▶ _EXERCISE DATA_
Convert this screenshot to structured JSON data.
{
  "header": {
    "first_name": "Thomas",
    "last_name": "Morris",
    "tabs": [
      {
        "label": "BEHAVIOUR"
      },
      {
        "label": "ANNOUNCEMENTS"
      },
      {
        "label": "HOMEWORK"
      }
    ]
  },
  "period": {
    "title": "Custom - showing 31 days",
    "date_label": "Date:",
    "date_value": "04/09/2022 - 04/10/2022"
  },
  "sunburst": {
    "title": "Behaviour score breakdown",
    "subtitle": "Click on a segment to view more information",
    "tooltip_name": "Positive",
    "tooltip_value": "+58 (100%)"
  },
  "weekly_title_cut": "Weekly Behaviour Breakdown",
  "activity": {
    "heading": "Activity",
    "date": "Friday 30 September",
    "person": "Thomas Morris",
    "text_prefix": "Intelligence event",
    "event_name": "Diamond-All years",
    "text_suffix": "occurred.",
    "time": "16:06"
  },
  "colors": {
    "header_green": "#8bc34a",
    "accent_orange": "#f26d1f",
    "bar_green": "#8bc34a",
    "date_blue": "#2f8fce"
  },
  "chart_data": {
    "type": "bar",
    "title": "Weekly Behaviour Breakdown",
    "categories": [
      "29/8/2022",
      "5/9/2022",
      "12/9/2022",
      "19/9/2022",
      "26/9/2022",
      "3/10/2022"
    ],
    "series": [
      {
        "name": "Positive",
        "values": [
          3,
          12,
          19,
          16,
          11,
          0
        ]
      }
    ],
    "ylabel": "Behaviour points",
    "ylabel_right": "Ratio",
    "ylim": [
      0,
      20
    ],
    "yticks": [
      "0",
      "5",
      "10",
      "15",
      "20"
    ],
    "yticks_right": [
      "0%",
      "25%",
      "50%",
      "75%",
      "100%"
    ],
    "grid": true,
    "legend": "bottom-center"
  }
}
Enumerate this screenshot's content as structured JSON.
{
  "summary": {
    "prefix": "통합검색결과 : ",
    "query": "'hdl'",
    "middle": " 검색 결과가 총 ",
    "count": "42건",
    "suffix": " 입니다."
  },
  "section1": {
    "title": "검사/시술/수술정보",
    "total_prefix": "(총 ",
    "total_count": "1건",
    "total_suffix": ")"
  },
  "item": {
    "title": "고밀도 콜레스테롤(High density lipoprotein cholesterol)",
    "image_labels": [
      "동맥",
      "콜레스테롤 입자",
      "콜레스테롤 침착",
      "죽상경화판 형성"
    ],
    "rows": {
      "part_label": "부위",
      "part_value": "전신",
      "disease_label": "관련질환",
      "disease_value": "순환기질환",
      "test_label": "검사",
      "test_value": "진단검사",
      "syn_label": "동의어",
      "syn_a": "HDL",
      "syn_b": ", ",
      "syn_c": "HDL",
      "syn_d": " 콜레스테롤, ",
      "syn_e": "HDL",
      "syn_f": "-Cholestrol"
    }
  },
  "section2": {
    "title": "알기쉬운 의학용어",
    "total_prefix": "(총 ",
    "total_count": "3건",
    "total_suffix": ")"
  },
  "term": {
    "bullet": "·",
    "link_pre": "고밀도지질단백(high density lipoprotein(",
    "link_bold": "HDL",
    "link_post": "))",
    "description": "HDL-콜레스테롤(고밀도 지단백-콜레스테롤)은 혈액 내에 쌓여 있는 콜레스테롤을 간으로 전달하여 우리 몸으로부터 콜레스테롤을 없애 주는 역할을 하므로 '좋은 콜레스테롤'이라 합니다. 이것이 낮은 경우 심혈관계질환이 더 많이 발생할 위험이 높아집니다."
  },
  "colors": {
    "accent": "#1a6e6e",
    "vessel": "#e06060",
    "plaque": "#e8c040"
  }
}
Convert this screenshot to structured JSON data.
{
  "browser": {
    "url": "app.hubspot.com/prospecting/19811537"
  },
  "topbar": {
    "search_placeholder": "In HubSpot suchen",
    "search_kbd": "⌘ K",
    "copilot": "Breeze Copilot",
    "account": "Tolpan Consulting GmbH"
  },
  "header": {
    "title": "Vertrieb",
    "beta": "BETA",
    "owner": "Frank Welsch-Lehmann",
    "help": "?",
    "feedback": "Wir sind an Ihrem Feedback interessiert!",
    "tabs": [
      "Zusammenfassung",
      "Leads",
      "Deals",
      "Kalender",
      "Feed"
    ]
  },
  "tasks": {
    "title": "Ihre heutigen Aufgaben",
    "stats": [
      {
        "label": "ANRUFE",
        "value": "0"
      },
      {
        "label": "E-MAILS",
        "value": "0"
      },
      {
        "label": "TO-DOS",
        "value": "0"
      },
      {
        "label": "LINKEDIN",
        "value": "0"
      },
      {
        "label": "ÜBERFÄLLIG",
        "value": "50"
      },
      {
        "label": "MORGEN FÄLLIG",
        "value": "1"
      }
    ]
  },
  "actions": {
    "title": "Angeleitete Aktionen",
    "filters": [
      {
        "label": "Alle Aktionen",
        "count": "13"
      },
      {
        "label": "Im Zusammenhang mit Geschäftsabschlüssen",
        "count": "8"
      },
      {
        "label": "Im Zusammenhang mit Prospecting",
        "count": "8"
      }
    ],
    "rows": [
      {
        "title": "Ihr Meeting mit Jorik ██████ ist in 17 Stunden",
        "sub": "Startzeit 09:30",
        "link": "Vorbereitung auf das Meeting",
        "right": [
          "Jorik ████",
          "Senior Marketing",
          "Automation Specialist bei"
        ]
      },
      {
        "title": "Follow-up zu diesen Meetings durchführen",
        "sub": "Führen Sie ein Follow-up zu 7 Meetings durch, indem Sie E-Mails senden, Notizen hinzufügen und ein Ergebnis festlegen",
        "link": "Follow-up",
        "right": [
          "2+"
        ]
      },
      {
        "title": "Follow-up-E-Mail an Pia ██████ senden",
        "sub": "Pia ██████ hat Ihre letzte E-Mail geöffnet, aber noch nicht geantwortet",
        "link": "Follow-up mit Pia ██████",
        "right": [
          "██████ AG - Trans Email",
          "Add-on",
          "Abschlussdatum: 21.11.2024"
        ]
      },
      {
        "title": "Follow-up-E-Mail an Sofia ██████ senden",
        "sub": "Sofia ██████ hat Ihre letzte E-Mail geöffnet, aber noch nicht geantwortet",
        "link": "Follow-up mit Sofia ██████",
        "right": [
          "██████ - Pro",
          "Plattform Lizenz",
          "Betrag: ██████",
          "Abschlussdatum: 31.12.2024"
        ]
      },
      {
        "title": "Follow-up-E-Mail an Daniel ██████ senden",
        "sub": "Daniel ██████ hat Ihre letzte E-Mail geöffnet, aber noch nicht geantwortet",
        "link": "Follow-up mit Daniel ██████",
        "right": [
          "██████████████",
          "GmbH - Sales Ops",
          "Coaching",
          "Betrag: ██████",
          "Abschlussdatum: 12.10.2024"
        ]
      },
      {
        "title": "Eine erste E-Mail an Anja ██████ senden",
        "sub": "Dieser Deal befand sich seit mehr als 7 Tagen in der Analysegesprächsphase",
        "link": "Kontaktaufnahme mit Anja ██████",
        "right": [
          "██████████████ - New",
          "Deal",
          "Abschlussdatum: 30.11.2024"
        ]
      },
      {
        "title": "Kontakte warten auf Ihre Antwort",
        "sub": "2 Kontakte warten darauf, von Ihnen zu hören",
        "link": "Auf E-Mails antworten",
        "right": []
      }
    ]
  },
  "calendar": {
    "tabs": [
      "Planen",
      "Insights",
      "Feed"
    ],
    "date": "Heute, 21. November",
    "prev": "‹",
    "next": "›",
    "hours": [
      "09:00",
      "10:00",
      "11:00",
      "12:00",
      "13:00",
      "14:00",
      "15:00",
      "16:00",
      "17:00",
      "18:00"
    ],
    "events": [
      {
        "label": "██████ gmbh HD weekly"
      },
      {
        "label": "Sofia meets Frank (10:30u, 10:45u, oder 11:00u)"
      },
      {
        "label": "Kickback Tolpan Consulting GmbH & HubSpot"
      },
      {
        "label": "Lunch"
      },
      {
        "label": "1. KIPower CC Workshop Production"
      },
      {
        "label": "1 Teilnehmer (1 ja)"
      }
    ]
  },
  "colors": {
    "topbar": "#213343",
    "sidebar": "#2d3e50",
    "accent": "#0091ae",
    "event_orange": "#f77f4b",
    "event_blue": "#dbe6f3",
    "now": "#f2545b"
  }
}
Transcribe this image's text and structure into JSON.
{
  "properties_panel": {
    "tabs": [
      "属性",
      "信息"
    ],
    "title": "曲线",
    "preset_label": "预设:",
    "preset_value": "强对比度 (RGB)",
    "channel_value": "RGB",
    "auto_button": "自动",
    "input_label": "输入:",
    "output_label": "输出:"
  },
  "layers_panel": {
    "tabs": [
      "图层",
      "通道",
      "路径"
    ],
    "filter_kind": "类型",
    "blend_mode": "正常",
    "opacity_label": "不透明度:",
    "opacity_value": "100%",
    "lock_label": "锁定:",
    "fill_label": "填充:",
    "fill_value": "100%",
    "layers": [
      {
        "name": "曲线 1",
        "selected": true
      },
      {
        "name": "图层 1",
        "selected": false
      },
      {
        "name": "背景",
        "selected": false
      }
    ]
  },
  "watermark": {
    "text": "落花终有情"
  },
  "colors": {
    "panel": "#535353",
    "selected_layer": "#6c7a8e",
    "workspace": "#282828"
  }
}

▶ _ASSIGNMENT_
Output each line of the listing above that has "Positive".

▶ _ANSWER SPACE_
    "tooltip_name": "Positive",
        "name": "Positive",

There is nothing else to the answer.